Manu Dibango's Awards
Gold album and Grammy Award nomination for best rhythm and blues instrumental performance, 1973, both for Soul Makossa.
- Selective Works
- Albums Manu Dibango, 1968.
- O Boso, 1971.
- Soma Loba, 1972.
- Soul Makossa, Atlantic, 1973.
- Super Kumba, 1974.
- Africadelic, 1975.
- (With Sly Dunbar and Robbie Shakespeare) Gone Clear, Island, 1979.
- (With Dunbar and Shakespeare) Ambassador, Island, 1981.
- Waka Juju, Sonodisc, 1982.
- Soft and Sweet, 1983.
- (As solo pianist) Melodies Africaines, Volumes 1 & 2, 1983.
- Abele Dance, RCA, 1984.
- (With Herbie Hancock and Wally Badarou) Electric Africa, Celluloid, 1985.
- Afrijazzy, Soul Paris, 1986.
- Polysonic, Bird Productions, 1990.
- Live '91, FNAC Music, 1991.
- (With others) Wakafrika (includes "Soul Makossa," "Ca Va Chouia," and "Biko"), Giant, 1994.
- Film scores L'herbe sauvage, Cote d'Ivoire, 1976.
- Ceddo, Senegal, 1976.
- Le prix de la liberte, Cameroon, 1976.
- Collins, John, Musicmakers of West Africa, Three Continents Press, 1985.
- Collins, John, West African Pop Roots, Temple University Press, 1992.
- Collins, John, and Paul Richards, "Popular Music in West Africa," World Music, Politics, and Social Change, edited by Simon Frith, Manchester University Press, 1989.
- Periodicals Atlanta Journal and Constitution, July 31, 1994.
- Billboard, November 30, 1991; February 13, 1993; July 23, 1994.
- Boston Globe, July 12, 1992.
- Guardian, May 21, 1992; March 15, 1994.
- Melody Maker, November 24, 1984.
- New York Times, July 29, 1994.

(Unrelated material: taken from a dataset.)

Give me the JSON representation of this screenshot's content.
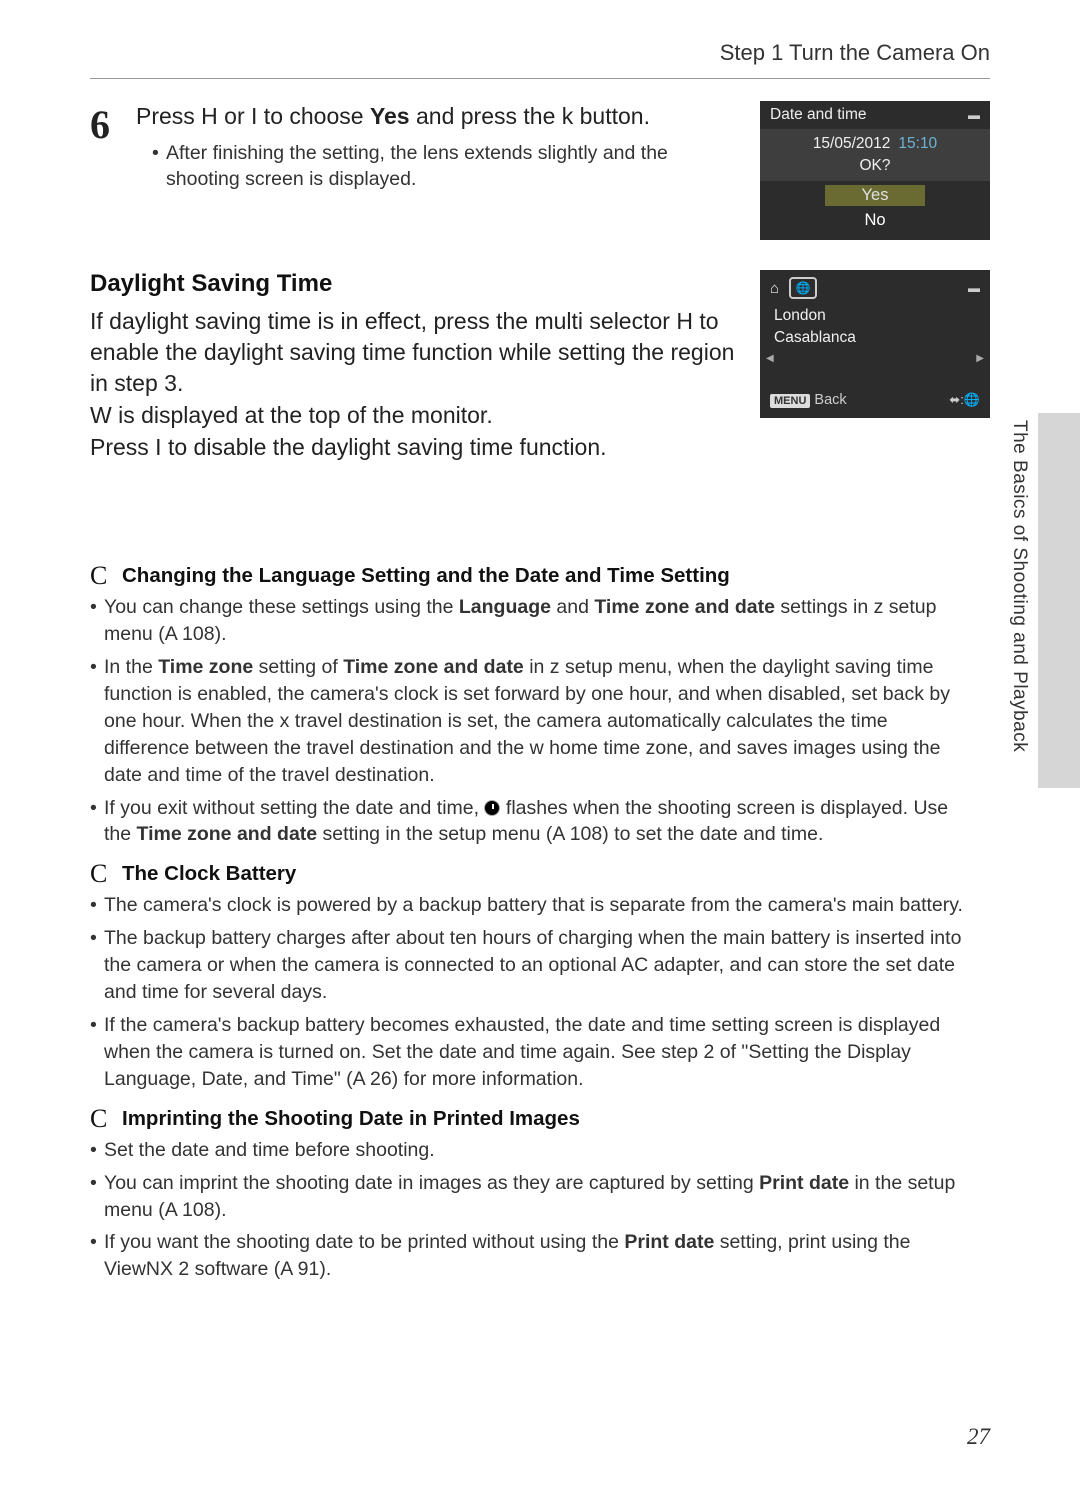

- Rolling Stone, August 11, 1994.
- UNESCO Courier, March 1991.
- Vogue, May 1989.
- West Africa, November 8, 1982.